The decision on how to play the pot hinges on many factors that include (but are not limited to) our position, our pot odds, the stacks of those still to act behind us, the size of the running ante (if there is an ante), the tendencies of the players behind us (do they like to call a lot or not), and lastly our actual hand strength.
Against good opponents, altering our raise size based on hand strength alone isn't a good idea. However, in low stakes tournaments you can get away with it to some extent, as players typically aren't quite as attentive to such patterns.
When we're facing a raise all of the same factors that we considered above still exist, but we also have more information to help us make a decision. Where has the raise come from? How many blinds does the raiser have? Is the raiser loose, tight, or do we not know?
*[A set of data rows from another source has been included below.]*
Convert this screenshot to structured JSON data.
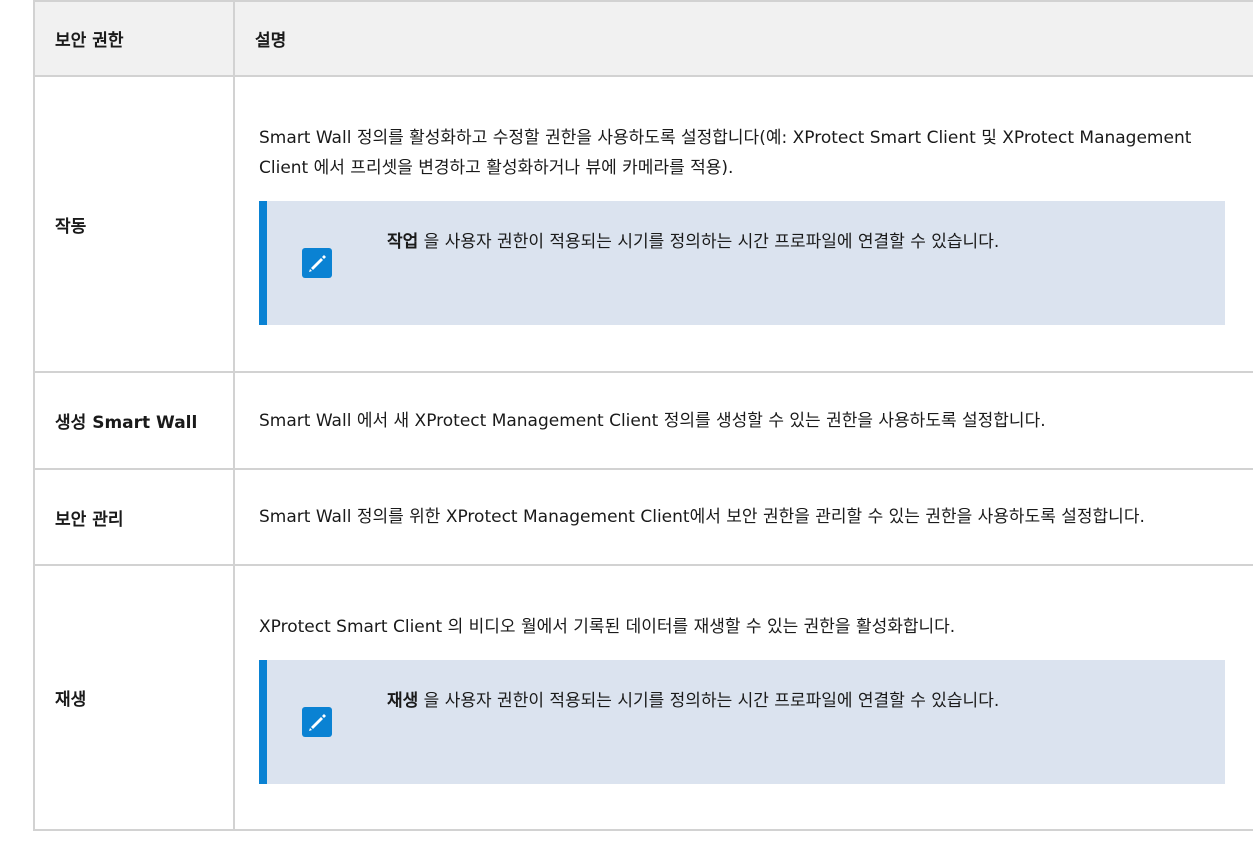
{
  "table": {
    "headers": {
      "permission": "보안 권한",
      "description": "설명"
    },
    "rows": [
      {
        "permission": "작동",
        "description": "Smart Wall 정의를 활성화하고 수정할 권한을 사용하도록 설정합니다(예: XProtect Smart Client 및 XProtect Management Client 에서 프리셋을 변경하고 활성화하거나 뷰에 카메라를 적용).",
        "note": {
          "strong": "작업",
          "text": " 을 사용자 권한이 적용되는 시기를 정의하는 시간 프로파일에 연결할 수 있습니다.",
          "icon": "pencil-icon"
        }
      },
      {
        "permission": "생성 Smart Wall",
        "description": "Smart Wall 에서 새 XProtect Management Client 정의를 생성할 수 있는 권한을 사용하도록 설정합니다."
      },
      {
        "permission": "보안 관리",
        "description": "Smart Wall 정의를 위한 XProtect Management Client에서 보안 권한을 관리할 수 있는 권한을 사용하도록 설정합니다."
      },
      {
        "permission": "재생",
        "description": "XProtect Smart Client 의 비디오 월에서 기록된 데이터를 재생할 수 있는 권한을 활성화합니다.",
        "note": {
          "strong": "재생",
          "text": " 을 사용자 권한이 적용되는 시기를 정의하는 시간 프로파일에 연결할 수 있습니다.",
          "icon": "pencil-icon"
        }
      }
    ]
  },
  "colors": {
    "note_accent": "#0a82d3",
    "note_background": "#dbe3ef",
    "header_background": "#f1f1f1",
    "border": "#d2d2d2"
  }
}
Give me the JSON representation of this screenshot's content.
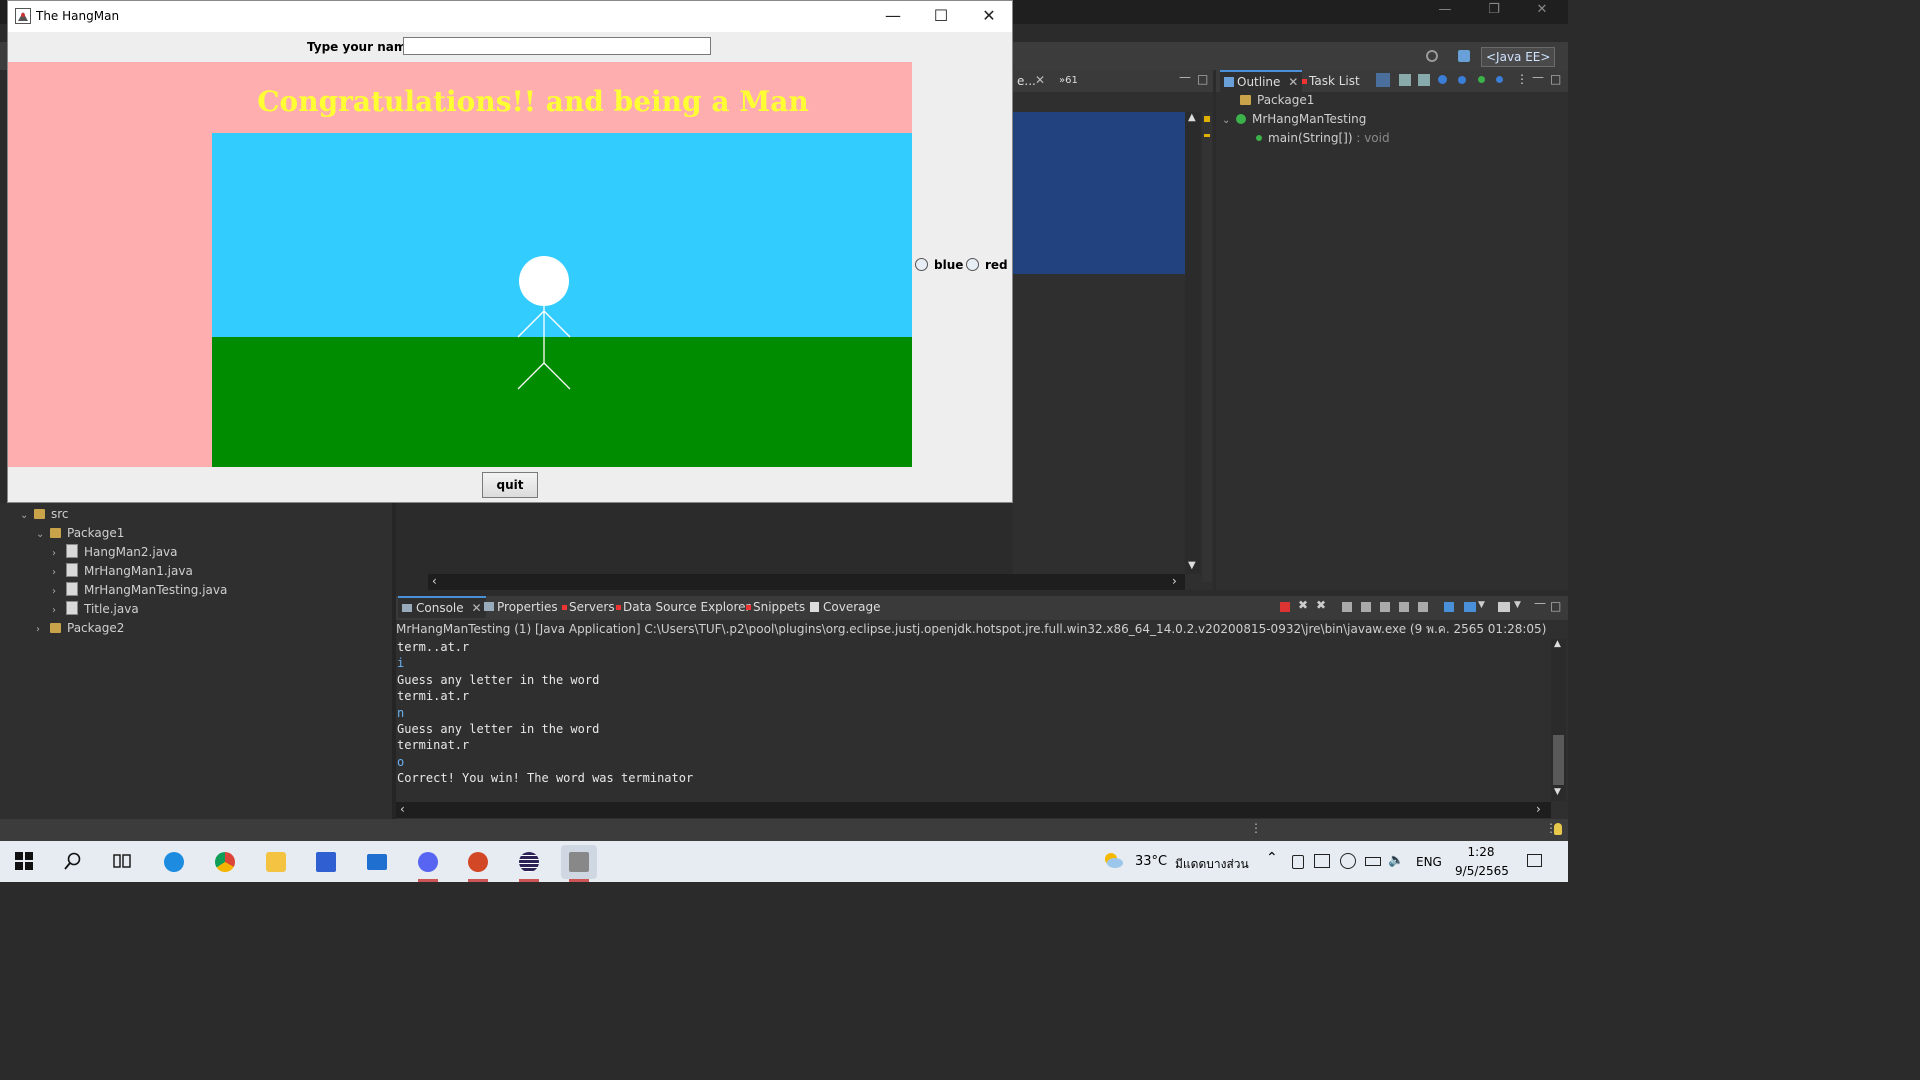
{
  "ide": {
    "perspective": "<Java EE>",
    "editor_tabs": [
      "e...",
      "»61"
    ],
    "outline": {
      "tabs": [
        "Outline",
        "Task List"
      ],
      "items": [
        {
          "label": "Package1"
        },
        {
          "label": "MrHangManTesting"
        },
        {
          "label": "main(String[])",
          "suffix": " : void"
        }
      ]
    },
    "explorer": {
      "items": [
        {
          "label": "src",
          "level": 0,
          "expanded": true
        },
        {
          "label": "Package1",
          "level": 1,
          "expanded": true
        },
        {
          "label": "HangMan2.java",
          "level": 2
        },
        {
          "label": "MrHangMan1.java",
          "level": 2
        },
        {
          "label": "MrHangManTesting.java",
          "level": 2
        },
        {
          "label": "Title.java",
          "level": 2
        },
        {
          "label": "Package2",
          "level": 1,
          "expanded": false
        }
      ]
    },
    "console": {
      "tabs": [
        "Console",
        "Properties",
        "Servers",
        "Data Source Explorer",
        "Snippets",
        "Coverage"
      ],
      "header": "MrHangManTesting (1) [Java Application] C:\\Users\\TUF\\.p2\\pool\\plugins\\org.eclipse.justj.openjdk.hotspot.jre.full.win32.x86_64_14.0.2.v20200815-0932\\jre\\bin\\javaw.exe  (9 พ.ค. 2565 01:28:05)",
      "lines": [
        {
          "text": "term..at.r",
          "input": false
        },
        {
          "text": "i",
          "input": true
        },
        {
          "text": "Guess any letter in the word",
          "input": false
        },
        {
          "text": "termi.at.r",
          "input": false
        },
        {
          "text": "n",
          "input": true
        },
        {
          "text": "Guess any letter in the word",
          "input": false
        },
        {
          "text": "terminat.r",
          "input": false
        },
        {
          "text": "o",
          "input": true
        },
        {
          "text": "Correct! You win! The word was terminator",
          "input": false
        }
      ]
    }
  },
  "hangman": {
    "title": "The HangMan",
    "name_label": "Type your name",
    "name_value": "",
    "banner": "Congratulations!! and being a Man",
    "radios": [
      {
        "label": "blue",
        "checked": false
      },
      {
        "label": "red",
        "checked": false
      }
    ],
    "quit_label": "quit",
    "colors": {
      "banner_bg": "#ffaeb0",
      "banner_text": "#ffff33",
      "sky": "#33ccff",
      "grass": "#008c00"
    }
  },
  "taskbar": {
    "apps": [
      {
        "name": "search-icon"
      },
      {
        "name": "task-view-icon"
      },
      {
        "name": "edge-icon",
        "color": "#1d8ce0"
      },
      {
        "name": "chrome-icon",
        "color": "#db4437"
      },
      {
        "name": "file-explorer-icon",
        "color": "#f5c342"
      },
      {
        "name": "app-icon",
        "color": "#2f5fd0"
      },
      {
        "name": "mail-icon",
        "color": "#1f6fd0"
      },
      {
        "name": "discord-icon",
        "color": "#5865f2"
      },
      {
        "name": "powerpoint-icon",
        "color": "#d24726"
      },
      {
        "name": "eclipse-icon",
        "color": "#2c2255"
      },
      {
        "name": "java-app-icon",
        "color": "#888888"
      }
    ],
    "weather_temp": "33°C",
    "weather_desc": "มีแดดบางส่วน",
    "language": "ENG",
    "time": "1:28",
    "date": "9/5/2565"
  }
}
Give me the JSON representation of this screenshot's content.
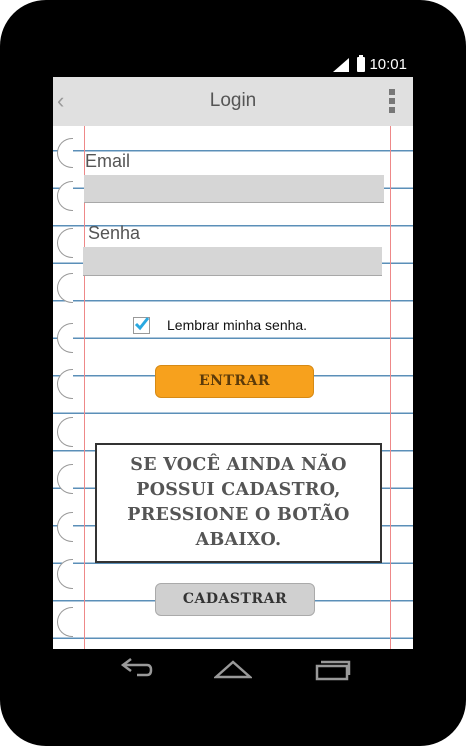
{
  "status_bar": {
    "time": "10:01"
  },
  "appbar": {
    "title": "Login",
    "back_icon": "chevron-left-icon",
    "menu_icon": "overflow-menu-icon"
  },
  "form": {
    "email_label": "Email",
    "email_value": "",
    "password_label": "Senha",
    "password_value": "",
    "remember_label": "Lembrar minha senha.",
    "remember_checked": true,
    "submit_label": "ENTRAR"
  },
  "notice": {
    "text": "Se você ainda não possui cadastro, pressione o botão abaixo."
  },
  "register_label": "CADASTRAR",
  "nav_bar": {
    "icons": [
      "back-icon",
      "home-icon",
      "recents-icon"
    ]
  },
  "colors": {
    "primary_button": "#f7a11d",
    "secondary_button": "#d0d0d0",
    "notebook_line": "#5b8fb8",
    "margin_line": "#e88888",
    "check": "#29a8e0"
  }
}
Answers to these questions affect our decision whether to call, fold, or raise.
In most low stakes online poker tournaments we're never usually deep enough to cold four-bet as a bluff, so when facing a raise and a reraise in front of us, we need to have a specific read that the three-bettor is bluffing to make a cold four-bet as a bluff.
The Importance of Stack Sizes: Those Still to Act
Having a good idea of the stack sizes of the player(s) still to act after you is a crucial skill in multi-table tournaments. That means when we raise from first position, we are considering everyone at the table and then fewer opponents as our position improves.
One particular situation which crops up often is when we're facing a raise and we have the chips to call and a decent hand, but one that can't stand a three-bet from someone behind us. At this point when taking note of the stacks of players behind us, if there are numerous stacks set up for a "squeeze" then consider folding as the best play.
I'd consider a squeeze stack size to be 15-25 big blinds. Players can't really squeeze with less, as an opponent will likely be priced in to call, and if they have more then it's possible a standard three-bet would be the better play.
Likewise, in the above scenario, it can often pay to just call with a premium hand with the knowledge that a player may try to squeeze all in behind you. If you have a premium holding, you don't much care if it's a genuine squeeze or a bluff squeeze as you're calling regardless. It's a play to consider especially in turbo tournaments when much of the tournament is played with short-to-medium stacks.
When first into the pot, as we discussed earlier, we should be aware of how many players can leverage their stacks against us and put us in an awkward spot when we have between 20-35 big blinds. When raising from mid-to-late position, we need to be aware of how many shoving stacks are behind us and the tendencies of the players in the blinds. When entering the pot from early position, we also need to take into consideration that we'll likely be playing the hand from out of position after the flop.
The stack sizes of your opponents at the table are constantly changing, so you always need to be paying attention, particularly when a big pot sends chips to those players to the left of you. Make it a habit as each hand begins to survey the stacks all around the table, helping you make better decisions when deciding when and how to enter pots.
Ready to take a seat at the table? Put these multi-table tournament tips into practice at 888poker.